Insurance policies don’t cover you for malicious or deliberate damage caused by guests that you’ve invited into your home, so if you’re letting out your home, prevention is the best cure.

Airbnb has lots of safety features to help you protect yourself. The site takes the credit card and profile details of your guests, so you know who they are. You can also check guests’ reviews and make sure you’re only hosting guests with positive feedback ratings or that you’re comfortable with. But there are a few extra steps you can take to make sure you’re even more protected.

Take care with your belongings

Secure all your valuables. Lock jewellery into a safe or other secure location, and don’t leave cash lying around. If you’ve got expensive artwork, it could be worth storing it out of the way – but if you can’t, make sure that it is listed on your insurance policy.

Take a security deposit

Through Airbnb, you can choose to take a security deposit from your guests to cover you in case of minor damage. For example, if your guest breaks a window or smashes some plates, you can take it out of their security deposit – which means you don’t need to make a claim on your policy or pay an excess.

Keeping things ship-shape

When you host guests through Airbnb, make sure your home is safe. One of the best (and easiest) things you can do is install smoke alarms, and regularly check that they’re working.

It’s also a good idea to make sure you don’t have any loose wiring, faulty appliances or dangerous or exposed heaters.


3. Host protection

Some accommodation sites offer guarantees or protection of their own, so it’s a good idea to check what’s available before listing your home.

For example, Airbnb does offer a Host Guarantee to provide protection for damages (in New Zealand the guarantee is for up to NZ$1.3 million), but this doesn’t replace insurance.

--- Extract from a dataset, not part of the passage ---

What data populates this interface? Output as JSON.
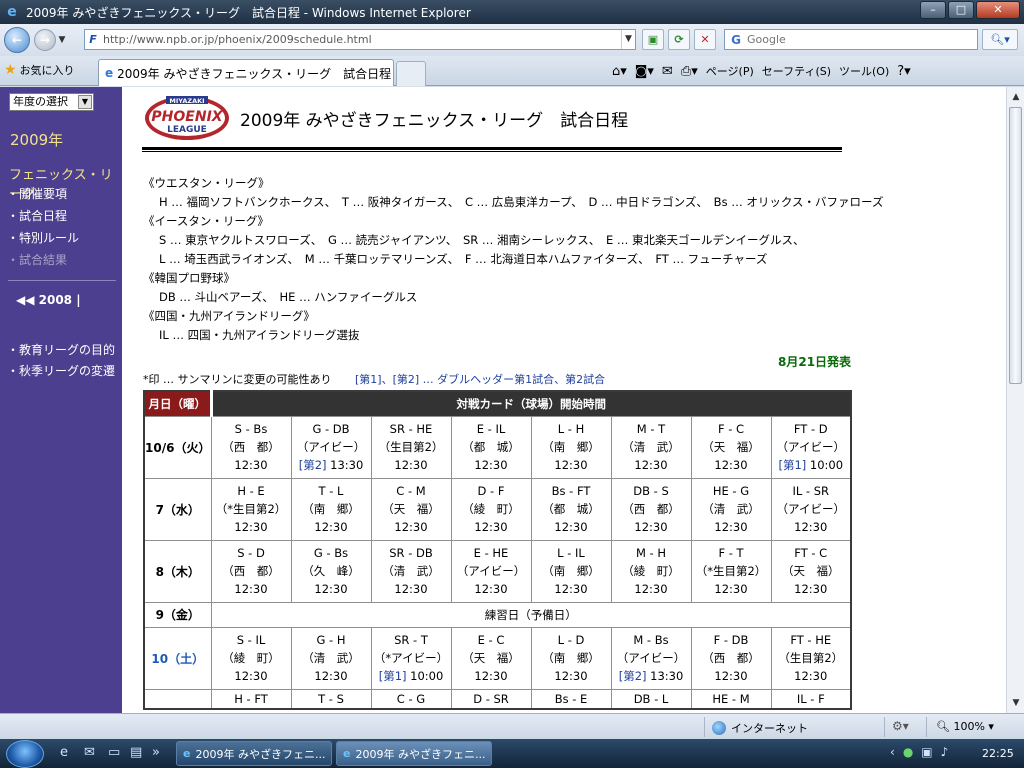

You can check the Airbnb website here for details of the Host Guarantee.


4. Making a claim

If your Airbnb guests cause any accidental damage, the first step you should take is to check whether the costs are covered under Airbnb’s host guarantees. If they are, it may mean you don’t need to make a claim at all.

If you do claim on your insurance policy, make sure you’re honest at claims time about the circumstances of the claim. If you’ve been hosting, the excess on your claim may be a little more, but the cost of having your claim declined could be far higher.

If any of your guests cause deliberate damage, you’re not likely to be covered by your insurance policy, so if that happens you’ll need to contact Airbnb.

If in doubt, check before you host

If you’re not sure whether or not your insurer covers you when you rent out your home, get in touch with Cartwrights to find out more.

Article Brought to you through Vero and Cartwrights